Hiding a purchase price was the most common form of financial deceit. Other examples of money secrets include undisclosed credit cards, hiding debt and secret savings accounts. Nathan Hamilton, industry analyst at the Ascent by the Motley Fool says couples can avoid financial infidelity by following these seven tips:

Develop a dialogue about money

Hamilton says couples should talk about finances early in the relationship, right when things are about to get serious. He says open and honest discussions can give you an indication of how your mate handles money.

“You got the typical stuff - which is discussing the checking account, joint savings accounts and how you manage those finances,” he says. “But it actually goes deeper than that. It’s a matter of also discussing insurances and maybe what debt you have because those can be surprising factors.”

Hamilton says early in a relationship, it’s common for couples not to trust how their mate manages finances. That’s why money talks with your partner are essential. Otherwise, it can cause stress in the relationship.  

Allow each partner fun money to spend

Trying to control what your partner buys all the time is a major contributing factor to financial infidelity. No one wants to feel as if their mate is treating them like a child. Hamilton says if each partner has a little bit of their own money to spend on anything at all, there’s no need for anyone to be dishonest.

Avoid being judgmental

If you’re always criticizing your partner’s spending, you are going to create a situation where he/she tries to hide purchases. Avoid using judgmental language and try to find a compromise budget. That way both partners can feel happy about what is spent and saved.

Share the work of managing finances

All too often in relationships, one person is more hands-on about money, while the other person knows little about the family finances. Hamilton says sharing finances is important because it gives both people a voice in the relationship. He says it's risky for one person to own the finances.

“If you share the work of managing finances there’s going to be fewer instances of people lying about purchases to each other or not feeling comfortable when they want to go for a spa day or buy a new trinket,” Hamilton says.

Deal with financial infidelity together

Have you or your partner committed financial infidelity? If you want to move past it together, you will have to come up with a joint plan. This will require being truthful with each other.
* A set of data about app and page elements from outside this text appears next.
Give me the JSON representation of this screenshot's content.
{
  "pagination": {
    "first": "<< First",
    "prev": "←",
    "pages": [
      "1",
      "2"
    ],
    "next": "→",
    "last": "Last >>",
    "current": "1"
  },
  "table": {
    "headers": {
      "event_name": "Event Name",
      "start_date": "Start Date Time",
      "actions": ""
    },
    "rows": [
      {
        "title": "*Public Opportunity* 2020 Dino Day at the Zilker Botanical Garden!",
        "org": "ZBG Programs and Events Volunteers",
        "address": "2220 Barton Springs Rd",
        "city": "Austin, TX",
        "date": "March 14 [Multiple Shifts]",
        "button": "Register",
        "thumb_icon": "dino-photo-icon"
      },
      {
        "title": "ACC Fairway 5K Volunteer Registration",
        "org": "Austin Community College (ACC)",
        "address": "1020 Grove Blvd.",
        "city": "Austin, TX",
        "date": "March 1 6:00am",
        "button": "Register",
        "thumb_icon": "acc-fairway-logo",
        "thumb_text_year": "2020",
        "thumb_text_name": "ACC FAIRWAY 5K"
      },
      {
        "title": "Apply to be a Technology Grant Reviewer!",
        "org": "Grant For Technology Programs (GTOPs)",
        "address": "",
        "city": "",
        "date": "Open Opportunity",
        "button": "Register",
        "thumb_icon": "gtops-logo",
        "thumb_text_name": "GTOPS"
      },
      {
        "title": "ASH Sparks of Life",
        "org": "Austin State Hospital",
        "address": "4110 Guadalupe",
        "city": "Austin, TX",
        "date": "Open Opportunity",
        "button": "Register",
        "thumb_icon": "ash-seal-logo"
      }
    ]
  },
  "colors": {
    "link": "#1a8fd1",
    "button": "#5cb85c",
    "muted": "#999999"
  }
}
Come clean about all of the secret money decisions.  Set ground rules together to ensure it doesn’t happen in the future.

Know your deal breakers

There are different categories of things people may lie about. Hamilton says it’s important to know what purchases may lead to arguments or potential lies. Is your deal breaker a secret credit card?


What if your mate took out loans in your name without your permission? If the infidelity affects your finances, you may need to take steps to protect yourself, such as freezing your credit. Hamilton says counseling could potentially be a solution.

Consider counseling

Money is both a leading cause of disagreements and a top cause for divorce. Hamilton says the sooner you are able to find a way to talk openly and join forces to accomplish your financial goals, the less risk you have of doing damage to your relationship. If you can’t work out your differences, you may need an impartial person to help you get on the same page.

“Sometimes you just need an outside voice, an outside opinion to set processes in place that are going to make managing finances easier,” he says.

Linda Bell joined FOX Business Network (FBN) in 2014 as an assignment editor. She is an award-winning writer of business and financial content.  You can follow her on Twitter @lindanbell